(What you need to do):
Please state how many lines in the records contain the string "text", with no words besides the number.

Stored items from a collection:
-------------------------
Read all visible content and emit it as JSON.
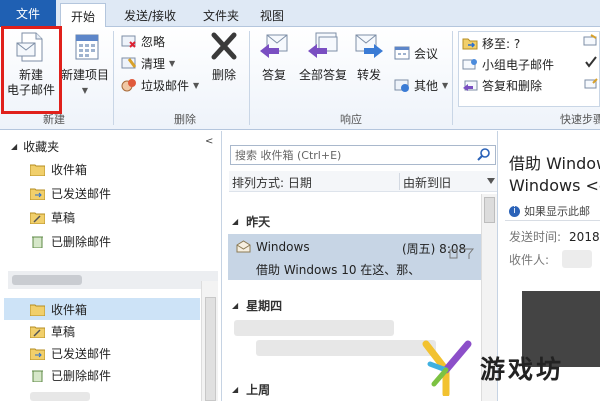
{
  "tabs": {
    "file": "文件",
    "items": [
      "开始",
      "发送/接收",
      "文件夹",
      "视图"
    ],
    "active_index": 0
  },
  "ribbon": {
    "new_group": {
      "new_email_line1": "新建",
      "new_email_line2": "电子邮件",
      "new_items_line1": "新建项目",
      "label": "新建"
    },
    "delete_group": {
      "ignore": "忽略",
      "cleanup": "清理",
      "junk": "垃圾邮件",
      "delete": "删除",
      "label": "删除"
    },
    "respond_group": {
      "reply": "答复",
      "reply_all": "全部答复",
      "forward": "转发",
      "meeting": "会议",
      "more": "其他",
      "label": "响应"
    },
    "quicksteps_group": {
      "move_to": "移至: ?",
      "team_email": "小组电子邮件",
      "reply_delete": "答复和删除",
      "label": "快速步骤"
    }
  },
  "nav": {
    "favorites_header": "收藏夹",
    "favorites": [
      "收件箱",
      "已发送邮件",
      "草稿",
      "已删除邮件"
    ],
    "account_folders": [
      "收件箱",
      "草稿",
      "已发送邮件",
      "已删除邮件"
    ],
    "selected_folder": "收件箱"
  },
  "list": {
    "search_placeholder": "搜索 收件箱 (Ctrl+E)",
    "sort_label": "排列方式: 日期",
    "sort_order": "由新到旧",
    "group_yesterday": "昨天",
    "group_thursday": "星期四",
    "group_lastweek": "上周",
    "message": {
      "from": "Windows",
      "time": "(周五) 8:08",
      "subject": "借助 Windows 10 在这、那、"
    }
  },
  "reading": {
    "title_line1": "借助 Window",
    "title_line2": "Windows <e",
    "info": "如果显示此邮",
    "sent_label": "发送时间:",
    "sent_value": "2018",
    "to_label": "收件人:"
  },
  "watermark": {
    "text": "游戏坊"
  },
  "colors": {
    "file_tab": "#1f60b3",
    "highlight_box": "#e0201b",
    "selection": "#cde3f7"
  }
}
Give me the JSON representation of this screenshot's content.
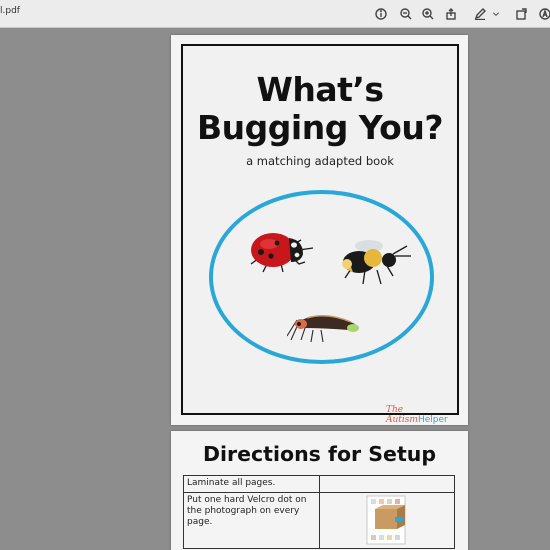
{
  "toolbar": {
    "filename": "l.pdf",
    "icons": [
      "info-icon",
      "zoom-out-icon",
      "zoom-in-icon",
      "share-icon",
      "markup-icon",
      "chevron-down-icon",
      "rotate-icon",
      "accessibility-icon"
    ]
  },
  "page1": {
    "title_line1": "What’s",
    "title_line2": "Bugging You?",
    "subtitle": "a matching adapted book",
    "brand_part1": "The Autism",
    "brand_part2": "Helper",
    "images": [
      "ladybug",
      "bumblebee",
      "firefly"
    ],
    "colors": {
      "oval": "#2aa7d9",
      "brand_red": "#e35b3c",
      "brand_blue": "#2aa7d9"
    }
  },
  "page2": {
    "title": "Directions for Setup",
    "rows": [
      {
        "text": "Laminate all pages.",
        "image": ""
      },
      {
        "text": "Put one hard Velcro dot on the photograph on every page.",
        "image": "velcro-page-photo"
      }
    ]
  }
}
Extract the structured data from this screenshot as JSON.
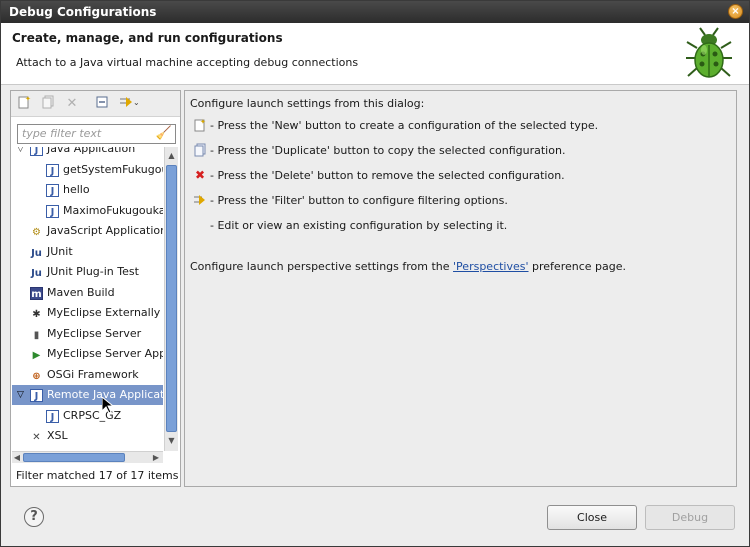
{
  "window": {
    "title": "Debug Configurations",
    "close_label": "×"
  },
  "header": {
    "title": "Create, manage, and run configurations",
    "description": "Attach to a Java virtual machine accepting debug connections"
  },
  "left": {
    "filter_placeholder": "type filter text",
    "tree": [
      {
        "label": "Java Application",
        "level": 0,
        "twisty": "open",
        "icon": "java-app-icon"
      },
      {
        "label": "getSystemFukugou",
        "level": 1,
        "icon": "java-config-icon"
      },
      {
        "label": "hello",
        "level": 1,
        "icon": "java-config-icon"
      },
      {
        "label": "MaximoFukugouka",
        "level": 1,
        "icon": "java-config-icon"
      },
      {
        "label": "JavaScript Application",
        "level": 0,
        "icon": "javascript-icon"
      },
      {
        "label": "JUnit",
        "level": 0,
        "icon": "junit-icon"
      },
      {
        "label": "JUnit Plug-in Test",
        "level": 0,
        "icon": "junit-plugin-icon"
      },
      {
        "label": "Maven Build",
        "level": 0,
        "icon": "maven-icon"
      },
      {
        "label": "MyEclipse Externally l",
        "level": 0,
        "icon": "myeclipse-external-icon"
      },
      {
        "label": "MyEclipse Server",
        "level": 0,
        "icon": "myeclipse-server-icon"
      },
      {
        "label": "MyEclipse Server App",
        "level": 0,
        "icon": "myeclipse-server-app-icon"
      },
      {
        "label": "OSGi Framework",
        "level": 0,
        "icon": "osgi-icon"
      },
      {
        "label": "Remote Java Applicati",
        "level": 0,
        "twisty": "open",
        "icon": "remote-java-icon",
        "selected": true
      },
      {
        "label": "CRPSC_GZ",
        "level": 1,
        "icon": "remote-config-icon"
      },
      {
        "label": "XSL",
        "level": 0,
        "icon": "xsl-icon"
      }
    ],
    "filter_status": "Filter matched 17 of 17 items"
  },
  "right": {
    "intro": "Configure launch settings from this dialog:",
    "lines": [
      {
        "icon": "new-config-icon",
        "text": "- Press the 'New' button to create a configuration of the selected type."
      },
      {
        "icon": "duplicate-icon",
        "text": "- Press the 'Duplicate' button to copy the selected configuration."
      },
      {
        "icon": "delete-icon",
        "text": "- Press the 'Delete' button to remove the selected configuration."
      },
      {
        "icon": "filter-icon",
        "text": "- Press the 'Filter' button to configure filtering options."
      },
      {
        "icon": "",
        "text": "- Edit or view an existing configuration by selecting it."
      }
    ],
    "perspective_prefix": "Configure launch perspective settings from the ",
    "perspective_link": "'Perspectives'",
    "perspective_suffix": " preference page."
  },
  "footer": {
    "help_label": "?",
    "close_label": "Close",
    "debug_label": "Debug"
  }
}
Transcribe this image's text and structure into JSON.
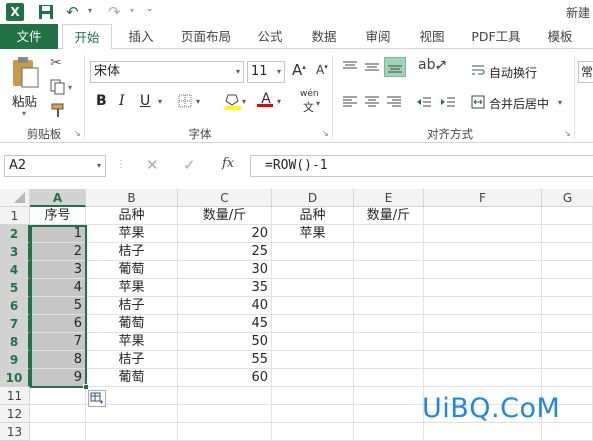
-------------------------
(Reply):
10